* What you will do
Within the listing below, filter for "check" and copy every matching line.

* Material provided

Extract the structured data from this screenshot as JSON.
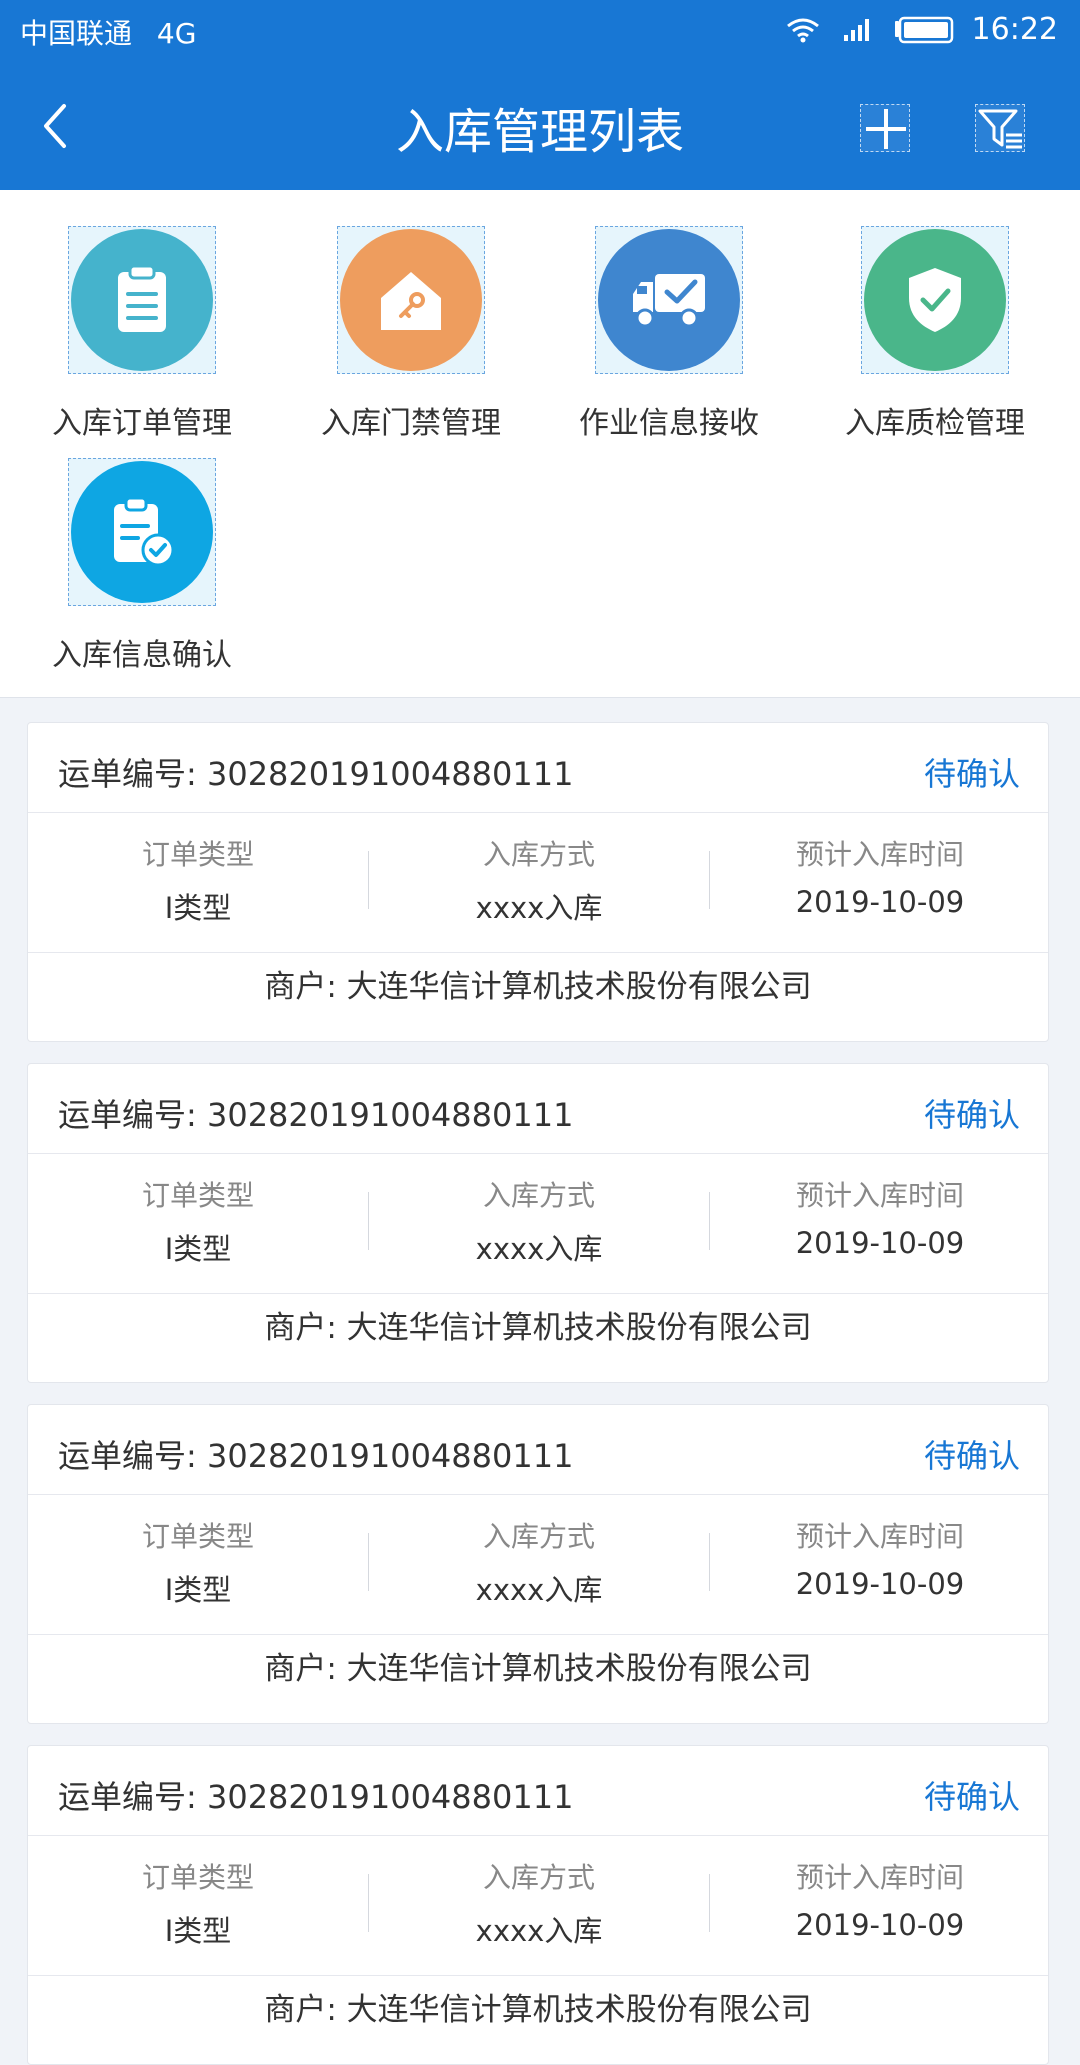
{
  "status_bar": {
    "carrier": "中国联通",
    "network": "4G",
    "time": "16:22"
  },
  "nav": {
    "title": "入库管理列表",
    "back_icon": "back-chevron-icon",
    "add_icon": "plus-icon",
    "filter_icon": "filter-icon"
  },
  "modules": [
    {
      "label": "入库订单管理",
      "icon": "clipboard-icon",
      "color": "#45b3cc"
    },
    {
      "label": "入库门禁管理",
      "icon": "house-key-icon",
      "color": "#ee9d5e"
    },
    {
      "label": "作业信息接收",
      "icon": "truck-check-icon",
      "color": "#3f86cf"
    },
    {
      "label": "入库质检管理",
      "icon": "shield-check-icon",
      "color": "#4ab68a"
    },
    {
      "label": "入库信息确认",
      "icon": "clipboard-check-icon",
      "color": "#0ea6e3"
    }
  ],
  "labels": {
    "waybill_prefix": "运单编号:",
    "col1": "订单类型",
    "col2": "入库方式",
    "col3": "预计入库时间",
    "merchant_prefix": "商户:"
  },
  "orders": [
    {
      "waybill": "302820191004880111",
      "status": "待确认",
      "type": "I类型",
      "method": "xxxx入库",
      "date": "2019-10-09",
      "merchant": "大连华信计算机技术股份有限公司"
    },
    {
      "waybill": "302820191004880111",
      "status": "待确认",
      "type": "I类型",
      "method": "xxxx入库",
      "date": "2019-10-09",
      "merchant": "大连华信计算机技术股份有限公司"
    },
    {
      "waybill": "302820191004880111",
      "status": "待确认",
      "type": "I类型",
      "method": "xxxx入库",
      "date": "2019-10-09",
      "merchant": "大连华信计算机技术股份有限公司"
    },
    {
      "waybill": "302820191004880111",
      "status": "待确认",
      "type": "I类型",
      "method": "xxxx入库",
      "date": "2019-10-09",
      "merchant": "大连华信计算机技术股份有限公司"
    }
  ],
  "colors": {
    "primary": "#1877d4",
    "background": "#f0f3f8"
  }
}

* Response to this exercise
      "icon": "truck-check-icon",
      "icon": "shield-check-icon",
      "icon": "clipboard-check-icon",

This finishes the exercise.